“When do you do testing for STD’s and HIV, here in Ashtabula? I’m a gay bottom male, last HIV test was last Nov. and never tested for STD’s.”
A: If interested in getting an STD test, you can just call the Family Planning Association and schedule an appointment. The phone number to our Ashtabula clinic is 440-992-5953.
“What is the most likely way to contract pubic lice?Please tell me in percentages.”
A: “There are not any exact percentages available for the most likely ways to contract pubic lice. Pubic lice are usually spread through sexual contact. Rarely, pubic lice can be spread through contact with an infested person’s towels, clothes or bedding.”
“im gay my boyfriend cheated on me,he hadnt used protection, we boke up about 3m ago when should i get tested for HIV and STD’s”
A: If concerned about STD’s, it’s best to get tested as soon as possible. Here at Family Planning, we provide STD testing. If interested in scheduling an appointment, call 440-352-0608.
“What kind of stds/stis can I be tested for at the lake county family planning?”
A: “The Family Planning Association can screen for many sexually transmitted infections including but not limited to chlamydia, gonorrhea and HIV. If you are experiencing signs or symptoms of a STI, contact Family Planning or your health care provider for testing.”
“What is ooxycycline used for?And what is the STI they use the antibiotic for.She has sores around the vulva and irritates her when he urines”
A: I am unfamiliar with the medication you mentioned. Antibiotics are used to treat a variety of conditions caused by bacteria such as strep throat and ear infections, or even sexually transmitted infections such as chlamydia, gonorrhea, or syphilis. It is impossible to say exactly what the infection is.
Anyone who is having symptoms such painful urination or sores in the genital area should make an appointment as soon as possible with their health care provider to check for sexually transmitted infections to insure they receive proper treatment and prevent spreading the infection to others.
“can I get tested for an STI if I have my period?”
A: This is a personal preference according the physician. At the FPA we will do STI testing if someone is on their period. It would be best to call your physician’s office and just ask!
“If someone has an STI can it be passed to other family members? Are there any precautions you should take?
A: STI’s cannot be passed by contact such as hugging, touching, dry kissing or sharing eating utensils. Herpes 1 simplex could be passed through deep kissing, but only if there is blood to blood contact through the mouth. Some STI’s can be passed through needles that are used to inject drugs (blood to blood contact). STI’s are mainly passed during vaginal, anal or oral intercourse. Genital herpes can possibly be passed by touching the genitals of the infected person.
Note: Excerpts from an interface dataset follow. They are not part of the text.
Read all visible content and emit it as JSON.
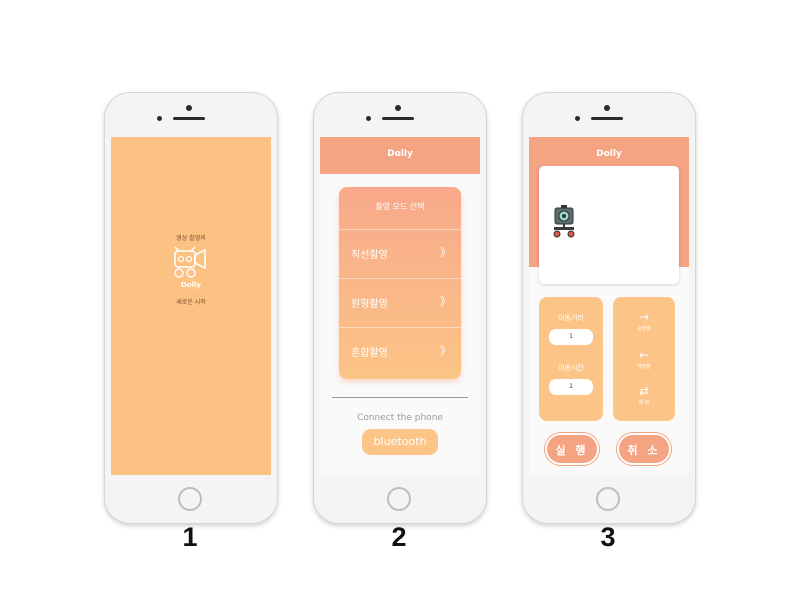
{
  "screen1": {
    "tagline_top": "영상 촬영의",
    "brand": "Dolly",
    "tagline_bottom": "새로운 시작"
  },
  "screen2": {
    "app_title": "Dolly",
    "card_title": "촬영 모드 선택",
    "modes": [
      {
        "label": "직선촬영",
        "chevron": "》"
      },
      {
        "label": "원형촬영",
        "chevron": "》"
      },
      {
        "label": "혼합촬영",
        "chevron": "》"
      }
    ],
    "connect_text": "Connect the phone",
    "bluetooth_label": "bluetooth"
  },
  "screen3": {
    "app_title": "Dolly",
    "distance_label": "이동거리",
    "distance_value": "1",
    "time_label": "이동시간",
    "time_value": "1",
    "directions": [
      {
        "arrow": "→",
        "label": "순방향"
      },
      {
        "arrow": "←",
        "label": "역방향"
      },
      {
        "arrow": "⇄",
        "label": "왕 복"
      }
    ],
    "run_label": "실 행",
    "cancel_label": "취 소"
  },
  "labels": [
    "1",
    "2",
    "3"
  ],
  "colors": {
    "splash": "#fcc283",
    "header": "#f4a383",
    "accent": "#fcc486",
    "button": "#f4a383"
  }
}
Also, some STI’s can be passed from mother to child during a pregnancy or childbirth.
“Do i need an apointment at my local family planning place to get a doctor to look at what might be a std. Or do i just show up?”
A: Yes, we do have walk-in Teen Clinics. Depending on which Family Planning location you go to, they are every other Monday. If you are showing symptoms of an STD, we recommend making an appointment to get in sooner.
“I was in the Painesville office in June and had an STD test ran. How long will it be on file? I havent called up there due to being scared of finding out the results.”
A: The Family Planning Association only calls patients back if an STD test comes back positive. If a person doesn’t receive a call, their STD test came back negative.
“I have recently discovered my boyfriend of the past 6 months has had unprotected sex with a female infected with genital wartsbefore me and then had unprotected sex with me when we got together. Is there any way to tell now if I have sometihng before I make an appointment? And is there a law or something against knowing you have an STD and having unprotected sex with an unknown party? Any information you have about this I would appreciate”
A: “Genital warts may cause abnormal bumps or growths that may appear in or around the gentital area. They may be raised or flat, soft or hard, single or multiple, flesh colored and pain less. However, some warts that appear inside the vagina may not be noticed unless examined by a medical professional. If you feel you have been exposed to genital warts make an appointment with your reproductive health care provider who will be able to examine you and your partner more closely. As far as a law, I am unaware of any.”